The answer to the question of whether or not you can split your capital gain with your spouse depends on whether or not you shared in the purchase of the investment in the first place and how much your spouse contributed.
You can’t just split a capital gain 50/50 with your spouse.
This is because of the Attribution Rules, tax rules which have been especially created to limit income splitting (shifting income from a family member with a higher income to a family member with a lower income to reduce the overall tax a family has to pay).
Simply stated, the Attribution Rules say that when you transfer or loan property to your spouse (or to a trust in which your spouse has a beneficial interest), any income or loss from that property is deemed to be yours for a taxation year.
So when you transfer or loan a property to your spouse, the Attribution Rules attribute the income from the property back to the individual who may have transferred or loaned the property to split income – namely, you. And as the owner, you are the person accountable for any capital gain or loss on the sale of the property.
You can read the details about the Attribution Rules in the Canada Revenue Agency’s IT511R – Interspousal and Certain Other Transfers and Loans of Property.
The general rule, then, is that you declare your capital gain based on the proportion of your investment at the time you made the investment.
For example, if you bought 200 shares of stock and then sold them, realizing a capital gain, all of the capital gain would have to be declared on your income tax because you are the one and only person who paid for the stock.
If, on the other hand, you and your spouse bought 200 shares of stock, and you paid 75 percent of the purchase price while your spouse paid 25 percent of the purchase price, you would declare 75 percent of the capital gain on your income tax and your spouse would claim the other 25 percent.
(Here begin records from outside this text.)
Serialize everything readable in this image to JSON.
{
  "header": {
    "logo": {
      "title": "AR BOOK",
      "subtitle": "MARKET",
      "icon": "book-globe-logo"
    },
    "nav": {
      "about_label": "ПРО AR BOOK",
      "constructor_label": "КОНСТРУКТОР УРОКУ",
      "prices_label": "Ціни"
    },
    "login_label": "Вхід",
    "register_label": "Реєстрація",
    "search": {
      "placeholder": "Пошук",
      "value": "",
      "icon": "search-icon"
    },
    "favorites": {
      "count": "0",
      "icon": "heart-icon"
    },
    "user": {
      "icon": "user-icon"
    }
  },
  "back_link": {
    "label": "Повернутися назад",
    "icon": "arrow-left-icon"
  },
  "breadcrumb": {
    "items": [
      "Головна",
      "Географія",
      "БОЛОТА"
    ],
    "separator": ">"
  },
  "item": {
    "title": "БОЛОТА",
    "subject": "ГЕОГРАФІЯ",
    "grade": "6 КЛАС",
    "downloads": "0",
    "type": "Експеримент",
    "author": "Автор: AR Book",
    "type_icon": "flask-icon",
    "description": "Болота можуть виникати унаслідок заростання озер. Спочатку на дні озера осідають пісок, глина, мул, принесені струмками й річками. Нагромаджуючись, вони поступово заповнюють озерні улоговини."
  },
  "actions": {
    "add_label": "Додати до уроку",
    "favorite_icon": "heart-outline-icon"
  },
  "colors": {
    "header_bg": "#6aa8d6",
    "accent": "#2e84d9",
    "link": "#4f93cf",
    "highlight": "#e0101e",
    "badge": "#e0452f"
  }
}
Having a joint bank account doesn’t affect the rule in the slightest; the capital gain still has to be split depending on the original contribution of each spouse.
Splitting the income from a capital gain then, is possible, as long as you have the foresight to think ahead to your taxes when you decide to purchase capital property such as stocks or real estate and arrange the split of the purchase price accordingly.